Popular, but hard to get.
After five years work on a book about the British Freaks (told through the person of my great good friend Bob Rowberry), I’m nearly there. Now I’m going through the text filling in the gaps. I’m trying to account for the ‘New Age’, and in particular, I want to answer the question, ‘Why do I know what my rising sign is?’ Put another way, how do we account for the revival in the 1960’s, 1970’s and 1980’s of popular astrology? My Mum doesn’t know what her rising sign is. I doubt my daughters do. But lots of people of a certain age can tell you odd astrological details about themselves; or explain tarot, or throw the I-Ching. Even skeptics like myself.
A quick knock about ont Interweb showed me that the best text on the subject is prolly Nicholas Campion’s ‘Astrology and Popular Religion in the Modern West.‘ Ninety five quid a pop; even the e-version is 75 sovs. A big ask for three or four paragraphs in my book. So, I toddle up to Presteigne Library, and arrange for an inter-library loan. And, five days later, here it is, sent to Presteigne from the British Library for six quid.
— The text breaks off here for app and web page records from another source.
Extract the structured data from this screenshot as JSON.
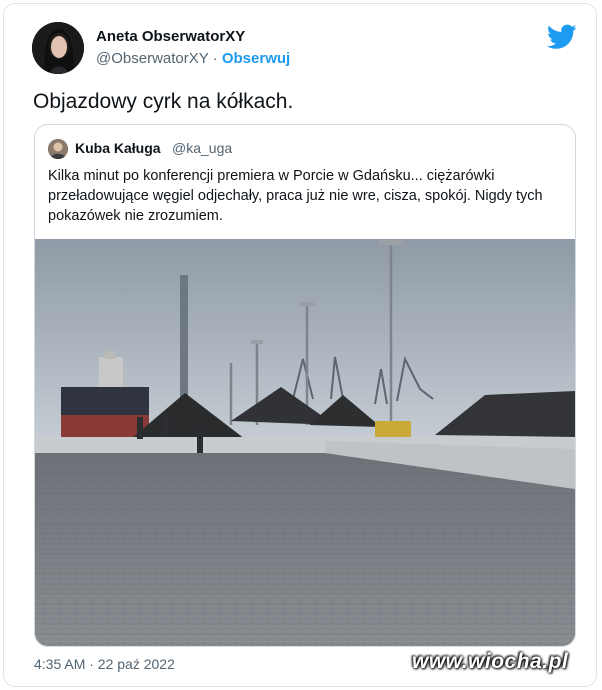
{
  "tweet": {
    "author_name": "Aneta ObserwatorXY",
    "author_handle": "@ObserwatorXY",
    "separator": "·",
    "follow_label": "Obserwuj",
    "text": "Objazdowy cyrk na kółkach.",
    "timestamp": "4:35 AM · 22 paź 2022"
  },
  "quoted_tweet": {
    "author_name": "Kuba Kaługa",
    "author_handle": "@ka_uga",
    "text": "Kilka minut po konferencji premiera w Porcie w Gdańsku... ciężarówki przeładowujące węgiel odjechały, praca już nie wre, cisza, spokój. Nigdy tych pokazówek nie zrozumiem."
  },
  "watermark": "www.wiocha.pl",
  "icons": {
    "brand": "twitter-bird-icon"
  },
  "colors": {
    "accent": "#1d9bf0",
    "text": "#0f1419",
    "muted": "#536471"
  }
}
Presteigne’s library, like all libraries in Powys, like lots of libraries in the UK, is under threat of closure. People have been campaigning to keep it open. They cite the importance of access to libraries for children, or to internet access for those who don’t have it at home. These are clearly important reasons to keep libraries open. But I want to say a word on behalf of independant scholars and researchers. The fact that I can get an obscure academic publication in less than a week through my local library strikes me as remarkable. One of the great economic and social problems this country faces is the size and power of London. If not an inter-library loan, or forking out the best part of a ton, then I should have to go to the British Library myself; a day out of my life, and almost as much in train fares as buying the book. A local library, and the wonderful system of inter-library loans, means that I can do my work, at home in Mid-Wales. The irresponsible policy of library closures means that if we are not very careful, this will no longer be possible.